- [Exercise material]:
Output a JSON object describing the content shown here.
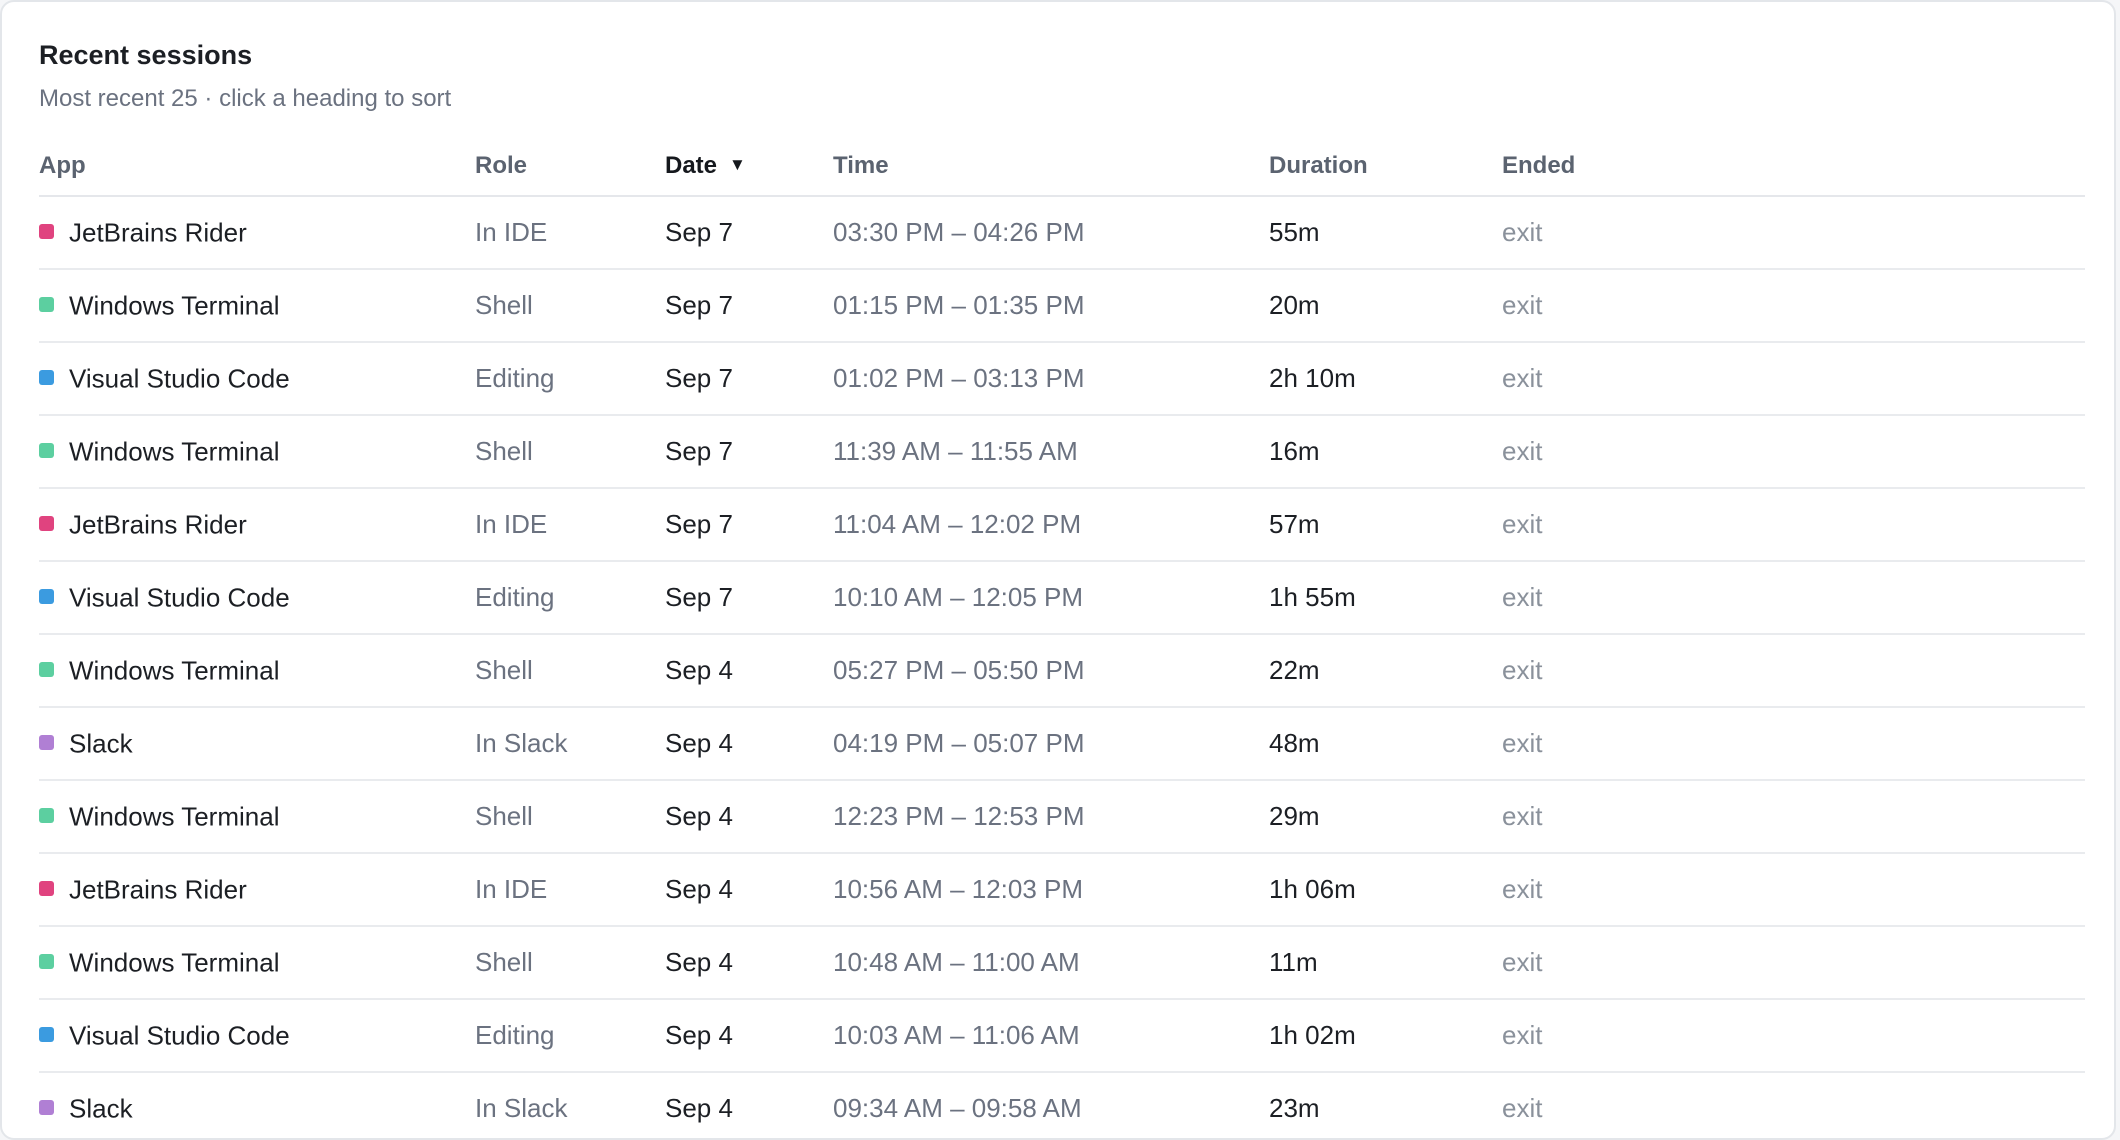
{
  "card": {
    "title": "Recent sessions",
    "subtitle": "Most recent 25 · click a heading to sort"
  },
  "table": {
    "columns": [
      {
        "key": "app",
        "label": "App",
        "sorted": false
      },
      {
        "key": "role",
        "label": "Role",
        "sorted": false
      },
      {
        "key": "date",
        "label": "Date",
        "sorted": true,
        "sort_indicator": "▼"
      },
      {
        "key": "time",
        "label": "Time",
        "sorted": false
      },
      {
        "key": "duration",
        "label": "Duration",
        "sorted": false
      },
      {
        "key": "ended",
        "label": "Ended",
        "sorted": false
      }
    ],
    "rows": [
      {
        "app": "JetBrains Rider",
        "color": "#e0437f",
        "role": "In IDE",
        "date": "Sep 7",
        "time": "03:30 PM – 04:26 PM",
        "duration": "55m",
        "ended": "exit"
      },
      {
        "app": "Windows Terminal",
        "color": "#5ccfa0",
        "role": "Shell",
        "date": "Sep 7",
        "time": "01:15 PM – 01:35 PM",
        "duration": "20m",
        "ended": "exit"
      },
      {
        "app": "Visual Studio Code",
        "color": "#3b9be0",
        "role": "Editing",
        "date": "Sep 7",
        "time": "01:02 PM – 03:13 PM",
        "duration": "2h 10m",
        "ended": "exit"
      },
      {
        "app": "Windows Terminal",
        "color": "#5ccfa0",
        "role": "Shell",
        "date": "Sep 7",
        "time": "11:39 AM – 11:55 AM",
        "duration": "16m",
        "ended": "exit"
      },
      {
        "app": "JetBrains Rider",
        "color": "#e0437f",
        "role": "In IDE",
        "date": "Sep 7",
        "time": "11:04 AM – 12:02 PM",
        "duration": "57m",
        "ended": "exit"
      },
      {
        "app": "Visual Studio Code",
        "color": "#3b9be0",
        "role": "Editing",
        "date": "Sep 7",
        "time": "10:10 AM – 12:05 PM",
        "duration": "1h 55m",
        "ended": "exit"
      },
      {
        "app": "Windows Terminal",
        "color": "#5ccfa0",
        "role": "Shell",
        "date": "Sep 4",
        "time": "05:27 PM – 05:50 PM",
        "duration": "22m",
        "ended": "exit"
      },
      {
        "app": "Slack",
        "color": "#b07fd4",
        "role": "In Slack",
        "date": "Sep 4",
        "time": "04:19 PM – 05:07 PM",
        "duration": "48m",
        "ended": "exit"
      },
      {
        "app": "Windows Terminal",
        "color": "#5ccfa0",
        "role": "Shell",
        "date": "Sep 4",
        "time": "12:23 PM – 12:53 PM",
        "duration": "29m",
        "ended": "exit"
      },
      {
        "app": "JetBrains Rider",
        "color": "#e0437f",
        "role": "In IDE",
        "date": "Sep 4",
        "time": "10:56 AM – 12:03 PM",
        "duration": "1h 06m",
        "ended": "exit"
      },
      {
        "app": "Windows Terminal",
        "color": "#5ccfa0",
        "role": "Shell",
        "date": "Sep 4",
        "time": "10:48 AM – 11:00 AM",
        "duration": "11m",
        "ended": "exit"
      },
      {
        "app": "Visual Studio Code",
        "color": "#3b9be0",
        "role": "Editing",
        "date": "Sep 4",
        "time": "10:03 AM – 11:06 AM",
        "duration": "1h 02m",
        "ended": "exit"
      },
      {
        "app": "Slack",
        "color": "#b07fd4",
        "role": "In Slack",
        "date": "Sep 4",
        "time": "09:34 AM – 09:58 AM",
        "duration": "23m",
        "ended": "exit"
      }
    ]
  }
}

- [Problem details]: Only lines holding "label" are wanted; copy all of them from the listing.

- [Answer to the problem]:
        "label": "App",
        "label": "Role",
        "label": "Date",
        "label": "Time",
        "label": "Duration",
        "label": "Ended",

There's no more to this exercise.